It probably does not matter that you indicate the money is needed to avoid foreclosure, and spend the money for food, as long as you avoid the foreclosure.
Does your 401k have a loan feature? Borrow the money.

The Hardship Distribution can not be paid back to your 401k account, it is gone forever.

Foreclosures take time. While your time may be running out, you can or could have sold the house.

Why not use a CC loan?
Post Sun Nov 18, 2012 9:02 pm
 View user's profile Send private message
Effen1
New Member


Cash: $ 1.65

Posts: 8
Joined: 17 Nov 2012

 Reply with quote  

Thanks and yeh all other money avenues have been exhausted sadly. CC load would be great if credit score didn't tank from lack of payment.

It is good to hear from someone that the payment received isn't really cared for as long as the property doesn't foreclose.

Right now, we are working closely with the lender to save the home, but modify the terms so that it is more feasible to pay. We are very late and I do not want it to go into foreclosure so to gain access on some of my retirement, I am trying to exercise and prove via the foreclosure clause. My hope is the documentation provided by my lender will be sufficient. If they are, we are going to continue working with lender on solution. We were advised by our lenders case manager to hold on to 401k funds for the moment and wait for a result. Obviously, this can go many directions. My concern then comes down the road a year or two.....say we got re-mod, paying for a few months, market tanks, we get into another crunch and house falls into foreclosure year or two out. We used funds to prevent foreclosure but it had no longterm sustainability. Have to believe I should be ok? We used $ to prevent foreclosure.

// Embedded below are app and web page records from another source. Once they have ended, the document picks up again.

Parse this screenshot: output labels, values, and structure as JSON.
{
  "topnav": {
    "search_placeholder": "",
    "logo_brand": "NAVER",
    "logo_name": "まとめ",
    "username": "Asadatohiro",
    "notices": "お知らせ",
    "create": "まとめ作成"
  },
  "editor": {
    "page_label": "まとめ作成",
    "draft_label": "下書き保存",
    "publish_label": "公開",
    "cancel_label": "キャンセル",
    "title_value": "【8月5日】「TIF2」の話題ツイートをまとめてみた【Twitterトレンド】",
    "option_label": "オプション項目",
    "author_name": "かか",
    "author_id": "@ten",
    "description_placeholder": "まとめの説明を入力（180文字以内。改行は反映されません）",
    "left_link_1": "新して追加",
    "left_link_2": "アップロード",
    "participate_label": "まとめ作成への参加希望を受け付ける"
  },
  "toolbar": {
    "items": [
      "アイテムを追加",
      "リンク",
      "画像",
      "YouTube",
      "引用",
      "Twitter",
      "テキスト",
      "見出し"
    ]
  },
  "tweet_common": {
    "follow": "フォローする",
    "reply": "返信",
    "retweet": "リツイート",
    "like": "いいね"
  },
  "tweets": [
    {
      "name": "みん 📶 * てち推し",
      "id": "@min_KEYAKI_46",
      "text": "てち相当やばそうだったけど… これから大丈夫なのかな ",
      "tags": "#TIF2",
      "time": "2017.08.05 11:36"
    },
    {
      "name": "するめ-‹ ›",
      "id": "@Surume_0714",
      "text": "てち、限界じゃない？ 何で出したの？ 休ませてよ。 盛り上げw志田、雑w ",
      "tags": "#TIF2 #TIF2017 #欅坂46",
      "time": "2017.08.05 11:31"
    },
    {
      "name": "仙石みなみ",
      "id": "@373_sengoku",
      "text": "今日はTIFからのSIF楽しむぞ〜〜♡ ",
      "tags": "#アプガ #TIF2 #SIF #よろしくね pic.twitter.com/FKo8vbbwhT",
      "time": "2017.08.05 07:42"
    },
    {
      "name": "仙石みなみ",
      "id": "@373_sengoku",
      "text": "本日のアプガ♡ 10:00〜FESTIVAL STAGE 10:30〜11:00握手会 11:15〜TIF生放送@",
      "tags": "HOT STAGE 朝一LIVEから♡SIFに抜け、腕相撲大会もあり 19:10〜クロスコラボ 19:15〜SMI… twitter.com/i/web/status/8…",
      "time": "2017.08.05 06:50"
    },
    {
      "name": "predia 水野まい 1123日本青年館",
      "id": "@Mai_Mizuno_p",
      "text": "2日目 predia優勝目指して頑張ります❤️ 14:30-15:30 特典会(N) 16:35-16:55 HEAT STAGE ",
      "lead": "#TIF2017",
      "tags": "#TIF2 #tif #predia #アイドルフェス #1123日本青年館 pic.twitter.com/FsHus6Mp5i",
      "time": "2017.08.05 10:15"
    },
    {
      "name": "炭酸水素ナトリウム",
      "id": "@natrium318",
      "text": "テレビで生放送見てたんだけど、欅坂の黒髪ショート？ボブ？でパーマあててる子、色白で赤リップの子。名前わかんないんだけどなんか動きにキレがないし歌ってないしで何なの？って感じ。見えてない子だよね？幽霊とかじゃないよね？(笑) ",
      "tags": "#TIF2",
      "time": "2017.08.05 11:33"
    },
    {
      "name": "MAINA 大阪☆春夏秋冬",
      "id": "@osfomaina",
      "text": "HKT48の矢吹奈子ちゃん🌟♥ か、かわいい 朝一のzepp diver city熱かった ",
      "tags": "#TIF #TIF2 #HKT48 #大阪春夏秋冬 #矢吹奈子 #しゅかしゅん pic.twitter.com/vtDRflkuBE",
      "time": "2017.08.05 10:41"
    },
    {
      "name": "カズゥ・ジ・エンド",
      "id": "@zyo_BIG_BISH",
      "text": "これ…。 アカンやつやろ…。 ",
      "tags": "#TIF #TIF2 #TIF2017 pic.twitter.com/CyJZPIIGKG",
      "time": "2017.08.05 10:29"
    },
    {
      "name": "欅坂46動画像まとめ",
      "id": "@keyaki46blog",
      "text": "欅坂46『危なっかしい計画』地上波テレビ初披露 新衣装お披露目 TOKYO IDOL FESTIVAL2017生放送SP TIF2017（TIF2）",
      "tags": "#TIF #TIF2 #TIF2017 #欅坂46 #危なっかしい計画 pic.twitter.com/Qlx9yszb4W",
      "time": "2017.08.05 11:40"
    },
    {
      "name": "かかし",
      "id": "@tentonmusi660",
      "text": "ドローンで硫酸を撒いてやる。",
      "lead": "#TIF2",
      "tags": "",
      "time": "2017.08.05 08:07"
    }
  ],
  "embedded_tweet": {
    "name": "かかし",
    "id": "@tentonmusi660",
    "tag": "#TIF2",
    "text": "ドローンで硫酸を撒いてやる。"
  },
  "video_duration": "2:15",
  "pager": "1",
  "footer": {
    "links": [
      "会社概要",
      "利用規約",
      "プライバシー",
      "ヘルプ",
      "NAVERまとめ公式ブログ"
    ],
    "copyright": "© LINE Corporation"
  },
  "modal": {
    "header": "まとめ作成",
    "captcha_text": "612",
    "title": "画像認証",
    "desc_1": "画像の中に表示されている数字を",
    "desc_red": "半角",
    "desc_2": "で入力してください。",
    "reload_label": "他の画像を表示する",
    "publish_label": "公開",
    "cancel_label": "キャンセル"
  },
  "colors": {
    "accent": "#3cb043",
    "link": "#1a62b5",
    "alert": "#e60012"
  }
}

Sorry for the rambling. I do hope this is helpful for others now or for future. Thanks for everyones patience....and if course, advice.
Post Mon Nov 19, 2012 1:35 pm
 View user's profile Send private message

Goto page 1, 2  Next
Reply to topic
Forum Jump:
Jump to:  
  Display posts from previous:      





Money Talk © 2003-2016